How big is the birding/ wildlife photography base for a high end crop camera? I know that the bird/ wildlife pro photographers trend toward 1DX, but there are some very well respected pros using 7D and the Big Whites. Amateurs with this interest are grouped into "money no object (already own a Big White)", "value for money, middling budget (using a Little White 400, 100-400, or a Tammy, planning on upgrading to Big White eventually)", and "bargain basement / don't plan to invest in a Big White, will stick with Little White". I am in the middle group and am a good sales target for a high end crop camera. The last group will be reluctant to pay a premium over the 70D for a higher frame rate. The first group? I have to say that I have not seen many 1DXs in the hands of amateur bird/wildlife photographers locally, with the exception of a very few tripod/blind shooters.
I can afford a Idx, and I would not buy one for birding even at half the price. I tried one and tried the 5D III. Those are not birding cameras IMO. Or at least not for me.
After the new big whites came out with the new FF cameras. My friends that I shoot with changed very quick. And just raved. I have been looking at there photos for the last two years. The detail and quality of there photos have gone downhill. And not just by a little. All of them also bought the new 600 to go with the new cameras.
If interested here is a quick informal test I did yesterday. Crop cameras are the best birding cameras IMO beating a FF pretty handily. Especially with the new crop sensors from sony.
The fact that your friends bird photo quality went downhill is not indicative of the equipment, it's indicative of their own skill. I'd wager that they are having a harder time with the larger, heavier equipment, but that is something that can be dealt with via practice.
Big name, long time pros use the 1D X and the 5D III, and they make phenomenal bird photos with both. There are also some pros that use the 7D and 100-400, and their work is still excellent. It's a matter of skill, really. There is certainly the IQ benefit if you can get closer with a bigger frame and a longer lens...more pixels on subject and more light gathered. If you know how to use a 7D and a smaller lens, and use it in good light, it is extremely difficult to tell the difference.

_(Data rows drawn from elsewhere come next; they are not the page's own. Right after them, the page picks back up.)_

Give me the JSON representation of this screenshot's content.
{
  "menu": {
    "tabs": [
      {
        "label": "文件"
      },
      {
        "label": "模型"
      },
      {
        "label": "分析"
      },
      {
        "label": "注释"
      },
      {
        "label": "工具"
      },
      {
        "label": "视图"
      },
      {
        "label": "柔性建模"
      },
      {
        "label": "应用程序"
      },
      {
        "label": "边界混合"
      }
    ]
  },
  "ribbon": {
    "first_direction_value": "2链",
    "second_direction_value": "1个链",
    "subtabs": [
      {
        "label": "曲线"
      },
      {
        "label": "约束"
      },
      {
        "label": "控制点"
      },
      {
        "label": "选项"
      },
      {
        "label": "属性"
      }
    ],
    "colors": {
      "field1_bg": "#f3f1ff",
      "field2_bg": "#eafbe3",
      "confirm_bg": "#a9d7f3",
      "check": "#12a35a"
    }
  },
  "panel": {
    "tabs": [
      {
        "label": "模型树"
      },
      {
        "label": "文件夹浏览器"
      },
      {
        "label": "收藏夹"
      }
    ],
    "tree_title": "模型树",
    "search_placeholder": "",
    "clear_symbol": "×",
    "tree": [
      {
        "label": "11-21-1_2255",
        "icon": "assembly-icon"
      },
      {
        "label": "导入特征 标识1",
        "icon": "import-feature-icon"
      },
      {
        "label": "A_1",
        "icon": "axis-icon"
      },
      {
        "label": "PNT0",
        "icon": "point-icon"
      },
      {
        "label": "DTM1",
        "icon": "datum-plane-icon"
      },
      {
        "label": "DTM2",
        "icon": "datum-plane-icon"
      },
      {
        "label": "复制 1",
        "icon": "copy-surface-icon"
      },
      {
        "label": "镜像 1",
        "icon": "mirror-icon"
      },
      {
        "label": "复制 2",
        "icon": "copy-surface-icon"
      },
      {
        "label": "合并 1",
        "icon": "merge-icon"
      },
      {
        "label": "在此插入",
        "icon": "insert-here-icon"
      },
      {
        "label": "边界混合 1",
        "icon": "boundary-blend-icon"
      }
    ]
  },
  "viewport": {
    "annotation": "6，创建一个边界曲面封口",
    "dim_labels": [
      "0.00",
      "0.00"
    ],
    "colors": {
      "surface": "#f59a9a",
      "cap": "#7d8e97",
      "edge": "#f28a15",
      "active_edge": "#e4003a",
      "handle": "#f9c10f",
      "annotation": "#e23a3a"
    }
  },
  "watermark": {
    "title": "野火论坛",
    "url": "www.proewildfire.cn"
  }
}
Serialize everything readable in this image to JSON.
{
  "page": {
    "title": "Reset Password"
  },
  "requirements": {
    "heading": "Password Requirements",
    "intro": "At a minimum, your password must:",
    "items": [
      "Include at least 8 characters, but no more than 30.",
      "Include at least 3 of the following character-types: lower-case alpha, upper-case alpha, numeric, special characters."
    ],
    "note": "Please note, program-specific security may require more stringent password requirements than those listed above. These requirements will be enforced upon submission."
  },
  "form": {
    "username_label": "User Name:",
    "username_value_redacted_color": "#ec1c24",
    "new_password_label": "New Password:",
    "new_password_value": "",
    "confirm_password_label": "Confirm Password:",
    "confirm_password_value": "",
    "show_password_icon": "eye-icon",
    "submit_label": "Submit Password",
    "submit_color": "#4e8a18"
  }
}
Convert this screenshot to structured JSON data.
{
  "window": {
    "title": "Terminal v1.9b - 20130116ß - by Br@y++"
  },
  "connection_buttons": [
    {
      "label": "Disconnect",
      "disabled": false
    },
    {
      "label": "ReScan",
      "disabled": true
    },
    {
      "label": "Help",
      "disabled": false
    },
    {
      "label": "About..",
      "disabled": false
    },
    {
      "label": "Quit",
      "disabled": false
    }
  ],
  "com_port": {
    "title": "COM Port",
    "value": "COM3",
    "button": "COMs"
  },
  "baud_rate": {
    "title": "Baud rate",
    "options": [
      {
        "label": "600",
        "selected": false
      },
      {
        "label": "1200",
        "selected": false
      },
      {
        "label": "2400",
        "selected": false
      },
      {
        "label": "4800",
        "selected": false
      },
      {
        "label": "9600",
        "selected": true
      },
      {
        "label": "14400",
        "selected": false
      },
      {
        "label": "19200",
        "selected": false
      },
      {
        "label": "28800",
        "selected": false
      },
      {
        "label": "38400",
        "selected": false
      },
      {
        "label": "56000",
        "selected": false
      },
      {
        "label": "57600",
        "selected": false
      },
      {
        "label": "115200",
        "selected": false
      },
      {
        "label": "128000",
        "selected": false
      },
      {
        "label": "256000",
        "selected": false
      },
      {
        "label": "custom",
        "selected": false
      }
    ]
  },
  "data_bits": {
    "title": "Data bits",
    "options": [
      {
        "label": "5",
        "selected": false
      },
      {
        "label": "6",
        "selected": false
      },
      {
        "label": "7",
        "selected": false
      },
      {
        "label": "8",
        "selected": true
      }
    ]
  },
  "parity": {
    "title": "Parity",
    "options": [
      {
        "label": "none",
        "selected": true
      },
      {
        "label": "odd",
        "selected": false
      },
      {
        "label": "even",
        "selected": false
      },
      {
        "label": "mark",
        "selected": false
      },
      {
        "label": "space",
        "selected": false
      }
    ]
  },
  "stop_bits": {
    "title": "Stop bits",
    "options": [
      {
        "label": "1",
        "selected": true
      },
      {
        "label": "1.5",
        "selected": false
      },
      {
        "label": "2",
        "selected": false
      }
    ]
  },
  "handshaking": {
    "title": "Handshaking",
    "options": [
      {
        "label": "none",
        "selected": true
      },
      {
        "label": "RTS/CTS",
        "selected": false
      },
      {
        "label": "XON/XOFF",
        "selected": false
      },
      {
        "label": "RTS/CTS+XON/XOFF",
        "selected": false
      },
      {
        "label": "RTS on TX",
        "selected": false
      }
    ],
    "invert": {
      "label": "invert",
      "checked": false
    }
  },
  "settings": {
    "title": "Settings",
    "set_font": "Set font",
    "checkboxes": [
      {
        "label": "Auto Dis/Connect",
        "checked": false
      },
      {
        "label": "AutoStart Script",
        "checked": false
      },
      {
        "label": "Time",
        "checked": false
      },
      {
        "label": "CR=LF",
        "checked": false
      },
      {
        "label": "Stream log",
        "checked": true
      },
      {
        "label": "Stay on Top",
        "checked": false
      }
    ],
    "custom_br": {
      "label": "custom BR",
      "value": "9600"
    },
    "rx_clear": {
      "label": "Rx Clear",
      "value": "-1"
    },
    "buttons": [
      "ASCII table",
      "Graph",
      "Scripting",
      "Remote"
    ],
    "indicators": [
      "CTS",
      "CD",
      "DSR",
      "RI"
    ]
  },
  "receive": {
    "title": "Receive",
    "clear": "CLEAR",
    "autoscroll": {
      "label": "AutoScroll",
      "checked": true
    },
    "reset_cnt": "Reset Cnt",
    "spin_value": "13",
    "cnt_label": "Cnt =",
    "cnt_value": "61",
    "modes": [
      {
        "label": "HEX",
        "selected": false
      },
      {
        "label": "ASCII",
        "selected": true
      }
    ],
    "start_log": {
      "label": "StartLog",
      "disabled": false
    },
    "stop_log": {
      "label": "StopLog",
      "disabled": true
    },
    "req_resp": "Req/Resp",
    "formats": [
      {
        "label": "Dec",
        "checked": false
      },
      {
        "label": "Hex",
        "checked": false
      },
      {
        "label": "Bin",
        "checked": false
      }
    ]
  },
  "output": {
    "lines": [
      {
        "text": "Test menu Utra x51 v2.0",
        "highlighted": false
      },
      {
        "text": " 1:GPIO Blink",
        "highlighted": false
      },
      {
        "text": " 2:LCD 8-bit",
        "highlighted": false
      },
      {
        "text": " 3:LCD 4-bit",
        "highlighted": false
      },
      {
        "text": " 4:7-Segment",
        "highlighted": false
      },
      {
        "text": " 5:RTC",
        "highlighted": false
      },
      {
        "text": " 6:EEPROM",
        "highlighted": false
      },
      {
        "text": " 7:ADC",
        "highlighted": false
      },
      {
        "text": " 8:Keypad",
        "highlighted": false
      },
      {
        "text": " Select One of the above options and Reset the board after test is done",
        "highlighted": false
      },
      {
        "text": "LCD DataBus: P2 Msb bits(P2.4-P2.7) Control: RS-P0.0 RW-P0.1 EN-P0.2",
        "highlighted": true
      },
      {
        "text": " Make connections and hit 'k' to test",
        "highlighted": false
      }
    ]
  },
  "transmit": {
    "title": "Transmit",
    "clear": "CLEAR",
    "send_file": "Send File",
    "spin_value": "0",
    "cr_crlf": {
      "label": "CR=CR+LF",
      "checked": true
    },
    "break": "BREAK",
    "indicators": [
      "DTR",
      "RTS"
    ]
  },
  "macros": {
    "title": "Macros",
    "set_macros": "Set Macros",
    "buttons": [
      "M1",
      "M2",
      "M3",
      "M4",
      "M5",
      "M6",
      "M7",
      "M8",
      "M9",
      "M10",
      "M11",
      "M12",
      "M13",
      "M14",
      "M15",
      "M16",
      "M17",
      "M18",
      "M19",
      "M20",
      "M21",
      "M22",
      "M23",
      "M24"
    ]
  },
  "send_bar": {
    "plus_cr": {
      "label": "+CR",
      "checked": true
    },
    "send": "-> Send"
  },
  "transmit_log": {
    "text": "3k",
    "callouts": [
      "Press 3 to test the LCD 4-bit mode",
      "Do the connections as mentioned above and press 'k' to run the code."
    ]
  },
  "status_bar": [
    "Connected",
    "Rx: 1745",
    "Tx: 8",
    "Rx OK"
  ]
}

I think the 7D line with the 100-400 and Tammy 150-600 really fill the growing market of budget birders, who can't spend $20,000 on a 1D X and 600/4 II, or who simply refuse to/can't justify it, don't want the big heavy equipment, whatever reason.
I use a 7D and 5D III with a 600/4 II myself. There is no question that the 7D has the reach, but I've got the skill...and more importantly the patience, to get close. The large frame of the 5D III definitely gets the better IQ if and when I fill the frame. Assuming the 7D II get a good still photography IQ boost and gets a much-improved AF system, I'll probably get one to replace the 7D at some point in the future. If instead the 7D II hits as a "big time" DSLR video camera, I'll skip it.
Yea, that is why I do not get a full frame. My buds, with the extra bulk, it is killing them. Skill level? Sure, you can sneak up closer, and in a hide it is a big plus.
IMO, FF Canon bodes are a bust for all around birding, But Canon does not have a good crop sensor camera either. Canon shooters do not have much of an option.
The new Nikon 810 FF might change my mind shooting FF. I cannot wait until pics start coming in.
Just not there yet IMO.